“Among the first days we were in Accra, someone said ‘Look you guys might really be doing something--I don’t know, but if you are to the Right of Malcolm, you might as well start packing right now ‘cause no one’ll listen to you!’ Among the first questions we were continually asked was ‘What’s your organization’s relationship to Malcolm?’ We ultimately found that this situation was not peculiar to Ghana; the pattern repeated itself in every country... Malcolm’s impact on Africa is fantastic. In every country he was known and served as the main criteria for categorizing other Afro-Americans and their political views.”(16)
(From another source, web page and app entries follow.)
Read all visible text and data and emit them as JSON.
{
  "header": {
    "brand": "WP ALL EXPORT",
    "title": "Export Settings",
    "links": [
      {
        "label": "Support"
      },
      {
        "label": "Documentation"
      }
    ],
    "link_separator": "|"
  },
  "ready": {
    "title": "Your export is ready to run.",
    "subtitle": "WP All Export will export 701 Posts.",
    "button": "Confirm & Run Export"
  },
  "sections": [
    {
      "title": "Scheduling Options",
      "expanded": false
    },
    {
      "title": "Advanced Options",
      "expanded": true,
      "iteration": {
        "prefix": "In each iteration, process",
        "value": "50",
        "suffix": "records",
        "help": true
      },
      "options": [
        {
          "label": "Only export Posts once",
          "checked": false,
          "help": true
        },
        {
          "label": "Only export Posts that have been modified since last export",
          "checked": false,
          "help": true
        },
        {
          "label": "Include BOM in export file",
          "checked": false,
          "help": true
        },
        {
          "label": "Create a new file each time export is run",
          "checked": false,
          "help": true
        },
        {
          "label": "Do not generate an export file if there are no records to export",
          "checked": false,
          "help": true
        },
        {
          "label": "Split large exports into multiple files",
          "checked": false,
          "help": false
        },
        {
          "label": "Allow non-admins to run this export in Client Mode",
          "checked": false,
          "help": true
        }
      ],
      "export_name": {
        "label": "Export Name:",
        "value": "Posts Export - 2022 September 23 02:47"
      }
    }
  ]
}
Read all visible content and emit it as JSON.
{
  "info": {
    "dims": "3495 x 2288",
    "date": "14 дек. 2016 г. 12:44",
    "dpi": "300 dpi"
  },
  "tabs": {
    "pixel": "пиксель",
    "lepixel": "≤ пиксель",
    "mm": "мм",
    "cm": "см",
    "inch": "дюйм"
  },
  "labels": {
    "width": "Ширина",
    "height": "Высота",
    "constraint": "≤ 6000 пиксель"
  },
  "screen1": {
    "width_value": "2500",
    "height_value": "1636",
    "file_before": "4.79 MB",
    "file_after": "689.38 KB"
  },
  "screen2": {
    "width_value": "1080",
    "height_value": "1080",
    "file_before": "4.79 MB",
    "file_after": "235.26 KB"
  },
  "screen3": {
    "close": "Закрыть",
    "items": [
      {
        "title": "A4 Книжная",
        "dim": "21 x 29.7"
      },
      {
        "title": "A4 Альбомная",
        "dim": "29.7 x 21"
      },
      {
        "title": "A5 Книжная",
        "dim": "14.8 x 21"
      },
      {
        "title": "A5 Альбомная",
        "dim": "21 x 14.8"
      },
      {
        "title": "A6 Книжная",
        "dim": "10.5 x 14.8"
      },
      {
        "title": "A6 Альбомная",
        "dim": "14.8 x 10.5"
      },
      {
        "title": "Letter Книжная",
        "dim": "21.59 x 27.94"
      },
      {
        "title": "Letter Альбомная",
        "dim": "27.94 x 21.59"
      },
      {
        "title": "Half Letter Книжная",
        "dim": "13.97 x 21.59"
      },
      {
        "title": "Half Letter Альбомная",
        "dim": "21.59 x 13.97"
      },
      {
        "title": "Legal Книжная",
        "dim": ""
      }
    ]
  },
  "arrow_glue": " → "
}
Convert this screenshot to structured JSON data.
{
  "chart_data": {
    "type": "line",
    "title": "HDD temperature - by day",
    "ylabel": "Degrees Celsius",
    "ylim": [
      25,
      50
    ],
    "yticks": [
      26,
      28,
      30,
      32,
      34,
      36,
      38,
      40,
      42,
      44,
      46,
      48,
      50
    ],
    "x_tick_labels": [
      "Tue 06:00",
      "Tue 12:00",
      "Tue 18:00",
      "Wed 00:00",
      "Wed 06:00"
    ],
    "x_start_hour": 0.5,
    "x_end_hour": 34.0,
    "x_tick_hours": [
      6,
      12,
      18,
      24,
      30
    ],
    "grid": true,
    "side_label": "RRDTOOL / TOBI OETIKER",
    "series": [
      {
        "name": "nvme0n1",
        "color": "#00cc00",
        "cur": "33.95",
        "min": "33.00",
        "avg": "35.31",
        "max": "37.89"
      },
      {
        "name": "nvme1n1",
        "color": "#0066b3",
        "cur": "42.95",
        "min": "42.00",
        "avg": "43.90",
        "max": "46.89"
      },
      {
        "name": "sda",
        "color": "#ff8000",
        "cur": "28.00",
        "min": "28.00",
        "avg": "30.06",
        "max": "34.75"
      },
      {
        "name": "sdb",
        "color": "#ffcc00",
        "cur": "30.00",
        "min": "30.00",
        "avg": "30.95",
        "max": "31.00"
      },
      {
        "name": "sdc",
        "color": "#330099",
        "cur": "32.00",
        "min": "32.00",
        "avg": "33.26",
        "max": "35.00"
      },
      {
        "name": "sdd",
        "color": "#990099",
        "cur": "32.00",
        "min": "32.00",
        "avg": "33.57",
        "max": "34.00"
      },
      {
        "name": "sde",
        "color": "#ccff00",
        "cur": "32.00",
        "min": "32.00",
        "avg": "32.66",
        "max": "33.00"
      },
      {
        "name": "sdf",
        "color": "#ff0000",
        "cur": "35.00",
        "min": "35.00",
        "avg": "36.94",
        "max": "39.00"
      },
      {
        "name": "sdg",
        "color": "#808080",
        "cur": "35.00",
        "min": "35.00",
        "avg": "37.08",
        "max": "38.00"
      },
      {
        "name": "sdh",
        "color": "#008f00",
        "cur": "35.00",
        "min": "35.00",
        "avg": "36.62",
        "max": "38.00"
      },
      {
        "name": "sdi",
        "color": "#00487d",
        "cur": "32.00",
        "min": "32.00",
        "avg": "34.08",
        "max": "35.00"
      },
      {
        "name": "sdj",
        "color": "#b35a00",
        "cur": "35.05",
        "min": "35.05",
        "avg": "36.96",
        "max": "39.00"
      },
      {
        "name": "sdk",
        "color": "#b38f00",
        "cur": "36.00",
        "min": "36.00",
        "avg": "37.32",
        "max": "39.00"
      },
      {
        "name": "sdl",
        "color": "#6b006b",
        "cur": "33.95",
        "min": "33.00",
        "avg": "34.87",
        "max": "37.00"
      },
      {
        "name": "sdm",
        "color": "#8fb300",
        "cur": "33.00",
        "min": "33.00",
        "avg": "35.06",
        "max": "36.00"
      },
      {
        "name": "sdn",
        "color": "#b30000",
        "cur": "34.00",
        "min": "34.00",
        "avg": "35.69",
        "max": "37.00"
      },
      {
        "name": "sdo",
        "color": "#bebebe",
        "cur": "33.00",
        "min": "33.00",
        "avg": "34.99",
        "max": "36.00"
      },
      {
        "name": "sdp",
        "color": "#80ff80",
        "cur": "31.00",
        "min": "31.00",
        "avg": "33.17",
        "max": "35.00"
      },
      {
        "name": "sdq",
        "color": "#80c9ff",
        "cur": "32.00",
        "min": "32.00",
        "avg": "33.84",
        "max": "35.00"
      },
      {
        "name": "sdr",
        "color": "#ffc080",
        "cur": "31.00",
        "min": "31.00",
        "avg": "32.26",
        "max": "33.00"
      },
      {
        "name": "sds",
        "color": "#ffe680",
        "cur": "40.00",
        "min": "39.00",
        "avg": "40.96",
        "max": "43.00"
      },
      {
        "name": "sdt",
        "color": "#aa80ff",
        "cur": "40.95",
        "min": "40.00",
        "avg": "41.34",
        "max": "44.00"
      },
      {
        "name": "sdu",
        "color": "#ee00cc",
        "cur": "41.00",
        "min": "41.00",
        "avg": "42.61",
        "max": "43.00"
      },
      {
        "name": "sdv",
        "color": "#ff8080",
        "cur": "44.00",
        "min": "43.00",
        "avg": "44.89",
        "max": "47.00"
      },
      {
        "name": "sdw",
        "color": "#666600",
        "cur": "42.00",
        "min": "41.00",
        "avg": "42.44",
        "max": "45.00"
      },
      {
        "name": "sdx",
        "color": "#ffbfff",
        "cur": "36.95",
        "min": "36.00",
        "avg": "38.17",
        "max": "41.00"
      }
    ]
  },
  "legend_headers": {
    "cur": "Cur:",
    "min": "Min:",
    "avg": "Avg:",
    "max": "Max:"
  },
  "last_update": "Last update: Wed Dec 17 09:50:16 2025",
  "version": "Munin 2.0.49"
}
Malcolm’s political thought was not, as we know, a finished product. Standing head and shoulders above his contemporaries, his work was still a journey cut down in midstream. He had yet to come to grips with communism, with proletarian class ideology, although he was consciously anti-capitalistic. Malcolm’s break with Elijah Muhammad’s doctrine was a new beginning. He was not above his Nation, but was part of the fertile questioning and reexamining that characterized his times and his movement. Shortly before his death he told an interviewer: “But I would still be hard pressed to give a specific definition of the overall philosophy which I think is necessary for the liberation of the Black people in this country.”(17) Still left unanswered at his death were the practical questions of program: How New Afrikans will overcome oppression, what specific society they need to build, and who should lead them?